ABOUT THIS TASK: Print every record exactly as it appears. Leave the pictures out.

---- DATASET RECORDS

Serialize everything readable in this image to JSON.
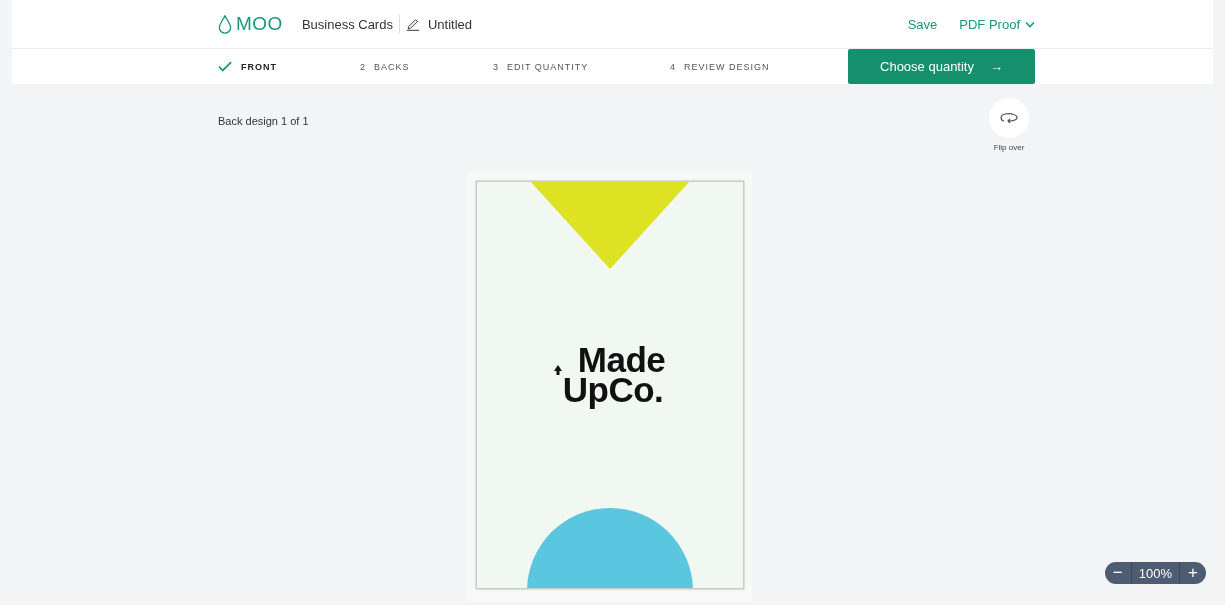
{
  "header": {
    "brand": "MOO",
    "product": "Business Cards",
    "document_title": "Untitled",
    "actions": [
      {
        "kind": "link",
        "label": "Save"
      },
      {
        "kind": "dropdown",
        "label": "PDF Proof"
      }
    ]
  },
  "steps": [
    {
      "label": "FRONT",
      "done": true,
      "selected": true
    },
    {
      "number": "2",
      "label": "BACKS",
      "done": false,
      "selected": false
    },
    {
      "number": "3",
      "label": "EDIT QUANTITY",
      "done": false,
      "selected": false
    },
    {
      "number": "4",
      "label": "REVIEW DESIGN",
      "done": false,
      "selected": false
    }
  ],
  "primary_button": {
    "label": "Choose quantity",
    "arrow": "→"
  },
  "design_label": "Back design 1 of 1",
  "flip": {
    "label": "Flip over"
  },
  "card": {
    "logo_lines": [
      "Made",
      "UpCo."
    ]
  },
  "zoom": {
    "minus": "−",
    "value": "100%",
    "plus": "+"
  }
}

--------

PROBLEM SOLUTION:
Serialize everything readable in this image to JSON.
{
  "header": {
    "brand": "MOO",
    "product": "Business Cards",
    "document_title": "Untitled",
    "actions": [
      {
        "kind": "link",
        "label": "Save"
      },
      {
        "kind": "dropdown",
        "label": "PDF Proof"
      }
    ]
  },
  "steps": [
    {
      "label": "FRONT",
      "done": true,
      "selected": true
    },
    {
      "number": "2",
      "label": "BACKS",
      "done": false,
      "selected": false
    },
    {
      "number": "3",
      "label": "EDIT QUANTITY",
      "done": false,
      "selected": false
    },
    {
      "number": "4",
      "label": "REVIEW DESIGN",
      "done": false,
      "selected": false
    }
  ],
  "primary_button": {
    "label": "Choose quantity",
    "arrow": "→"
  },
  "design_label": "Back design 1 of 1",
  "flip": {
    "label": "Flip over"
  },
  "card": {
    "logo_lines": [
      "Made",
      "UpCo."
    ]
  },
  "zoom": {
    "minus": "−",
    "value": "100%",
    "plus": "+"
  }
}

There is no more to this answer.